The data monster
Finance teams are still wrestling with the data monster created in recent years. Many still use inefficient tools to accumulate the information value of all of that data.
The spreadsheet remains the reporting and analytic tool of choice. It’s a very labour-intensive process to extract data, organise it, download it into presentation slides and update the spreadsheets next month or next quarter for all the organisational accounting changes that have taken place.
Finance leaders must eliminate much of that low-value-added activity so that the function can apply its expertise to financial planning and analysis. And finance needs to have a consistent and disciplined approach to analysis and decision-making. Many finance teams spend only a fraction of their time actually performing analysis and discussing those findings with decision-makers. Successful organisations, on the other hand, spend significantly less time collecting data and more time doing the analysis and making plans based on analyses.
Finance professionals need to become better synthesisers and communicators of information, offering insight on what is important to the executive and the decisions he or she is trying to make. To do that, finance needs to move from being descriptive to being analytical. In doing so, there needs to be a balance of financial and operational information, internal and external information, and backward-looking and forward-looking information.
Instead of just comparing to budget, for instance, consider comparing to prior-year performance, to benchmarks in the marketplace or to the results of competitors. Those are real and tangible, whereas the budget may have been laden with assumptions that are no longer valid.
Instead of analysing variances, finance should analyse the potential outcome of future decisions. Finance’s job is only half finished when it puts the forecast to bed, completes the budget or creates the report. The other half is communication of the insight that each of those deliverables provides the organisation, which helps business make better, smarter decisions. Ultimately, this is what determines the value of the work finance delivers.
David A. J. Axson, a managing director in Accenture’s Strategy, Finance & Enterprise Performance practice, has more than 30 years of consulting, industry and entrepreneurial experience with clients and enterprises in more than 40 countries. He is the author of The Management Mythbuster and Best Practices in Planning and Performance Management. Before joining Accenture, he was co-founder and COO of the Hackett Group. He also served as head of corporate planning at Bank of America.
Two questions for better decision-making
Here are two questions that can help organisations sift through mountains of data to focus on what’s most important.
1 How can my organisation ensure it is tracking the right metrics?
Test the relationship. A lot of people mistake a correlation for a causal relationship, and it’s very important for finance to separate the two.
It’s important to understand the variables in the outside environment that are going to directly impact the business. Isolate the few that are going to have the most material impact on the business.
2 What can my organisation do to improve real-time budgeting?
Match the time horizon of the rolling forecast to the decision-making cycle within the business. If it is a very long-cycle business, a multi-year rolling forecast may be necessary. If it is a fast-moving consumer products company, forecasting only 90 or 180 days into the future may be best.
The second most important thing: Match the desire for detail with predictive ability.
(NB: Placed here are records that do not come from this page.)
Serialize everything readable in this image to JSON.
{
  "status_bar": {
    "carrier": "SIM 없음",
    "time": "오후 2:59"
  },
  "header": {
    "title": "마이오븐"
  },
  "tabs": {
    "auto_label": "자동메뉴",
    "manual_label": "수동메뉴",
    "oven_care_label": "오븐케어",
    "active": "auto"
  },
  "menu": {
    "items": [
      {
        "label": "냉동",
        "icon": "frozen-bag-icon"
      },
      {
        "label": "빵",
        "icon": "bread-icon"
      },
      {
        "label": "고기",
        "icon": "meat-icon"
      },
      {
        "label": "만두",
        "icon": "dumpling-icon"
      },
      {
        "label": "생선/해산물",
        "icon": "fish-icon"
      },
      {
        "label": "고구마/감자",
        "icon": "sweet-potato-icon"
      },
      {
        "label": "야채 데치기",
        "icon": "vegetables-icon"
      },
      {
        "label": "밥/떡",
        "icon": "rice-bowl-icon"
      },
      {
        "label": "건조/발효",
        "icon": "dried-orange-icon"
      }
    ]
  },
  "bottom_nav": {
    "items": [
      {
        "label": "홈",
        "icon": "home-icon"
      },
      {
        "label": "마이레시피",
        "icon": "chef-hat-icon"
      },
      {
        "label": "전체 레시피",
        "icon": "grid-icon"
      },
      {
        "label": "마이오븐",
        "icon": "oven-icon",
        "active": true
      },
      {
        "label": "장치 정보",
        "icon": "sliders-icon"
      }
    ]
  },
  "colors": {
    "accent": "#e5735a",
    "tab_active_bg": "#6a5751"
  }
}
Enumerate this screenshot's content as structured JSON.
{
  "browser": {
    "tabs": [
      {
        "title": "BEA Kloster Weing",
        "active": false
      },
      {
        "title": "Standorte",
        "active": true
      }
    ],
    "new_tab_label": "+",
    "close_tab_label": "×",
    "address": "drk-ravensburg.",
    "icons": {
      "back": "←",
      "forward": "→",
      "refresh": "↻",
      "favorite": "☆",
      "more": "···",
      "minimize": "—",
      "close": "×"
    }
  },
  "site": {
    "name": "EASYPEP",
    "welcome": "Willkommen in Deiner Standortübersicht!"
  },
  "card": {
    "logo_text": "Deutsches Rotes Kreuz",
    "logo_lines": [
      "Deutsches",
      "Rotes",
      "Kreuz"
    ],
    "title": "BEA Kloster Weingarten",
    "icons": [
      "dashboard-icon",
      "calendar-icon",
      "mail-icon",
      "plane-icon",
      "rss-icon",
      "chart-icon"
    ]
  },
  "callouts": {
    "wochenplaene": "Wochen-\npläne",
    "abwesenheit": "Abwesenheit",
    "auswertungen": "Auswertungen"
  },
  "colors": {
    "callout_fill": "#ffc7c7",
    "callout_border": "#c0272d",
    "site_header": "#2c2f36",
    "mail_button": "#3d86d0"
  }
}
The further out the organisation looks, the less accurate the forecast will be. So don’t try to drive the same level of detail into the sixth quarter or the eighth quarter that is described in the first quarter.